**Problem to solve**
Please write out all of the entries without altering anything.

**Dataset excerpts**

>>>

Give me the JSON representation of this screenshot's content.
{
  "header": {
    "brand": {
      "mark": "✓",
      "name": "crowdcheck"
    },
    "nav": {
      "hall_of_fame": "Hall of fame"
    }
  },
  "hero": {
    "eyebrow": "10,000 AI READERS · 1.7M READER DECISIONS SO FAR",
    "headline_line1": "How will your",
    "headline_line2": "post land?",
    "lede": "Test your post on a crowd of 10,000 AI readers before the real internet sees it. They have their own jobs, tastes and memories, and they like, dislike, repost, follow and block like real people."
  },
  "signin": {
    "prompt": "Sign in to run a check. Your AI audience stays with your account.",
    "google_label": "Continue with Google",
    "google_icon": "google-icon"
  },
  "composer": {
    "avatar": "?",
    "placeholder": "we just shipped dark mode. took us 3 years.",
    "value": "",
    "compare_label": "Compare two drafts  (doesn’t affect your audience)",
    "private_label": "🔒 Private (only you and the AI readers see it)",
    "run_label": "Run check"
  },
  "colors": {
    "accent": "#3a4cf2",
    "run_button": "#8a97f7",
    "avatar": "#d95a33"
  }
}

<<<

**Reply to the exercise**
Give me the JSON representation of this screenshot's content.
{
  "header": {
    "brand": {
      "mark": "✓",
      "name": "crowdcheck"
    },
    "nav": {
      "hall_of_fame": "Hall of fame"
    }
  },
  "hero": {
    "eyebrow": "10,000 AI READERS · 1.7M READER DECISIONS SO FAR",
    "headline_line1": "How will your",
    "headline_line2": "post land?",
    "lede": "Test your post on a crowd of 10,000 AI readers before the real internet sees it. They have their own jobs, tastes and memories, and they like, dislike, repost, follow and block like real people."
  },
  "signin": {
    "prompt": "Sign in to run a check. Your AI audience stays with your account.",
    "google_label": "Continue with Google",
    "google_icon": "google-icon"
  },
  "composer": {
    "avatar": "?",
    "placeholder": "we just shipped dark mode. took us 3 years.",
    "value": "",
    "compare_label": "Compare two drafts  (doesn’t affect your audience)",
    "private_label": "🔒 Private (only you and the AI readers see it)",
    "run_label": "Run check"
  },
  "colors": {
    "accent": "#3a4cf2",
    "run_button": "#8a97f7",
    "avatar": "#d95a33"
  }
}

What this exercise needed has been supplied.